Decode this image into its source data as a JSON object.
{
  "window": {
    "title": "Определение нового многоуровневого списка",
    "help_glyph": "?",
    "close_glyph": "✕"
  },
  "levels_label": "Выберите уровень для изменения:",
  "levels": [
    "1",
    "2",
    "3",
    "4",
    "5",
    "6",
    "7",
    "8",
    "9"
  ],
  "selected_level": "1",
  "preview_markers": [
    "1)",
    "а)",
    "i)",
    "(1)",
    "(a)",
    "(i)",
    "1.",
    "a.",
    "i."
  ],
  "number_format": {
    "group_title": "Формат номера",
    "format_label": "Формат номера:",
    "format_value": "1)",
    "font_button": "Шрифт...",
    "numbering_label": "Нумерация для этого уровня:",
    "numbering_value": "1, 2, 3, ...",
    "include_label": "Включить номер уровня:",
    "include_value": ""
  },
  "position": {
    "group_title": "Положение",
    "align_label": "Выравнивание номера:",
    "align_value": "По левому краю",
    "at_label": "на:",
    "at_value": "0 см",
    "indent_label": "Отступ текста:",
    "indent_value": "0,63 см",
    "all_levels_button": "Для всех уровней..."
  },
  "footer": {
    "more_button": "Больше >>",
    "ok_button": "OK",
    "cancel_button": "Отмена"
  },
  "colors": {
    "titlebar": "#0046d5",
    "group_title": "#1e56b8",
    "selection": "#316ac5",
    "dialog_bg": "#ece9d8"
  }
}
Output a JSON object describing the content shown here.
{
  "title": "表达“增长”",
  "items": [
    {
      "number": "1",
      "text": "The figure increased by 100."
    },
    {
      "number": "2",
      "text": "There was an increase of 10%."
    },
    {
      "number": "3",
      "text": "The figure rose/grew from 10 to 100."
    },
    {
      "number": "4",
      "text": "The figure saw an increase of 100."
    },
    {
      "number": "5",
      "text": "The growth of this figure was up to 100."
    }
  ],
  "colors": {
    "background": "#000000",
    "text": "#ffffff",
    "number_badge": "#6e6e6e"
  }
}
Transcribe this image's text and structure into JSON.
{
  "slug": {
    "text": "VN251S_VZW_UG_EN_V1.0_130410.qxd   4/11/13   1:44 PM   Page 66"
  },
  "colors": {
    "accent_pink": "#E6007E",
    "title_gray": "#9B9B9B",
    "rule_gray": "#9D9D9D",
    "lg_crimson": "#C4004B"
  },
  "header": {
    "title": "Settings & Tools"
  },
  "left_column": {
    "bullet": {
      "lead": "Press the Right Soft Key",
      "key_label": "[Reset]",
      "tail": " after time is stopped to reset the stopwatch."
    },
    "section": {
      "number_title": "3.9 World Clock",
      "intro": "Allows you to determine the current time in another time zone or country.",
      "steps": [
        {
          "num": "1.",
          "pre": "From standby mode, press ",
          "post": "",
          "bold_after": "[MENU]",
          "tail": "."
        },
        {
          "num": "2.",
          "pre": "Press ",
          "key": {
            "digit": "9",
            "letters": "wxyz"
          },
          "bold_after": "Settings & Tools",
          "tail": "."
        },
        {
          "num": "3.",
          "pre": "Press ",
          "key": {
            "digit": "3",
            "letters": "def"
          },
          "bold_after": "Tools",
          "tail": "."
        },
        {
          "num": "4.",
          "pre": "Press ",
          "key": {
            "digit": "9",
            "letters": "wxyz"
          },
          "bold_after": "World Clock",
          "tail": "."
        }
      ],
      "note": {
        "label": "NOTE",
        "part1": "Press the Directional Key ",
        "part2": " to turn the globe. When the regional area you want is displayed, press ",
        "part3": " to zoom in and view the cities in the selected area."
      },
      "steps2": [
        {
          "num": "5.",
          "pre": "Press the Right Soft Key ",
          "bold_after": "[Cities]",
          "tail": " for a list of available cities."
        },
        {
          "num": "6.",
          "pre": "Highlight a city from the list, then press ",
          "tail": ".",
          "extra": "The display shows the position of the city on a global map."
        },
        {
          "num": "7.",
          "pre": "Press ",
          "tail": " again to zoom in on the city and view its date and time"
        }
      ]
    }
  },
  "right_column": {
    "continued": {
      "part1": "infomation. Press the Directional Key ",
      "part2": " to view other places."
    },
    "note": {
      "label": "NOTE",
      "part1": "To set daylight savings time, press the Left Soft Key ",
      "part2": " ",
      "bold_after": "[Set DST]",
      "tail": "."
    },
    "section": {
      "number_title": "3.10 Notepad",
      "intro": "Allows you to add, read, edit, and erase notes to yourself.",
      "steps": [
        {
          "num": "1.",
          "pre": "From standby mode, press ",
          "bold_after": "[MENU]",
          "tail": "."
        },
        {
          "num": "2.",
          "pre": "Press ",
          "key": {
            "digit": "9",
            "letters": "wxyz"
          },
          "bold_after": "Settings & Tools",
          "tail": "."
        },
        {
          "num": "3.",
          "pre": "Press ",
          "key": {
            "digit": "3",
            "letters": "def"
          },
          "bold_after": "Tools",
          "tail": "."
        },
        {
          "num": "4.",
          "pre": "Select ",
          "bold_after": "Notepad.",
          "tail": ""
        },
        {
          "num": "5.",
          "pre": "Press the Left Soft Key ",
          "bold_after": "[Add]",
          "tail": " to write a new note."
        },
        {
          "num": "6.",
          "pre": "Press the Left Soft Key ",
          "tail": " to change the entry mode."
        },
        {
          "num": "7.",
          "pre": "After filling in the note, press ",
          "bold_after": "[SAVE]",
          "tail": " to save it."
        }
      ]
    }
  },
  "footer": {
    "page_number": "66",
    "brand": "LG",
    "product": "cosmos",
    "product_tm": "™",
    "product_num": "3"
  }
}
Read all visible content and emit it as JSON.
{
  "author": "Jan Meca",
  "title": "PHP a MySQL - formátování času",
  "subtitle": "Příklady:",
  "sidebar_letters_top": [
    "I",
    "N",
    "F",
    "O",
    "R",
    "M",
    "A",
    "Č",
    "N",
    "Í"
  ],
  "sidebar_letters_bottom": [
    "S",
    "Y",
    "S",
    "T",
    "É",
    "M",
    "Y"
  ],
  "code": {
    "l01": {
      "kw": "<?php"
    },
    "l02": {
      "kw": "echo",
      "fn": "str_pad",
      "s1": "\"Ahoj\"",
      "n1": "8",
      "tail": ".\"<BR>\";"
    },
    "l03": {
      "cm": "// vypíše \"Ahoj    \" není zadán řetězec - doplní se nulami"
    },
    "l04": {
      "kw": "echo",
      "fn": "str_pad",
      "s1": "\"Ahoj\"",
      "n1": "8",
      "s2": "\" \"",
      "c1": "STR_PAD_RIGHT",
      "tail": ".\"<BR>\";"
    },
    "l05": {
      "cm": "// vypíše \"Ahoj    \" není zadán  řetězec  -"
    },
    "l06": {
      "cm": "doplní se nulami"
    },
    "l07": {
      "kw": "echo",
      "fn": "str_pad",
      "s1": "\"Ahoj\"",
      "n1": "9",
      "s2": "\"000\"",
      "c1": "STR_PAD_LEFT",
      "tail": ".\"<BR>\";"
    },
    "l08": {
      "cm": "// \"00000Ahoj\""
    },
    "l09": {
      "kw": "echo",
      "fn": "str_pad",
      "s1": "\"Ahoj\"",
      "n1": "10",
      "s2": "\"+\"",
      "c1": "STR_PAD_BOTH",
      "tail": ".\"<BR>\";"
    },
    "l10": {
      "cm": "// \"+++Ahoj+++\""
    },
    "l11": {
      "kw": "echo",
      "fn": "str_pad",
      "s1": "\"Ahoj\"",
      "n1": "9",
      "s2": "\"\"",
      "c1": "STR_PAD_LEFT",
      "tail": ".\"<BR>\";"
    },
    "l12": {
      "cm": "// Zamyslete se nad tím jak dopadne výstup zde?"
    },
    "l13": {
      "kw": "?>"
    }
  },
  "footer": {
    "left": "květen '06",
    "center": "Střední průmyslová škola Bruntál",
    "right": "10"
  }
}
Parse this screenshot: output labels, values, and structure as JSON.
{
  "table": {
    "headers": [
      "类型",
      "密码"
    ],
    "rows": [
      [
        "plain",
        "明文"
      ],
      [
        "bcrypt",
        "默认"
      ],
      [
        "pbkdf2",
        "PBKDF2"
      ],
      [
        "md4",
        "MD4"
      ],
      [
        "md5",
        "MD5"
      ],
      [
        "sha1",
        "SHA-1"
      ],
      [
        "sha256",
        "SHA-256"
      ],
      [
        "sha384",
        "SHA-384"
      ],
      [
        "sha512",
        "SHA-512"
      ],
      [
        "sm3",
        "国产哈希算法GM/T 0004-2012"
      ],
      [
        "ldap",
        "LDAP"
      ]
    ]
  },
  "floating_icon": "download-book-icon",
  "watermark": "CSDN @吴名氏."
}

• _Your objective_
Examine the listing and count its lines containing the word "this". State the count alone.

• _Task solution_
4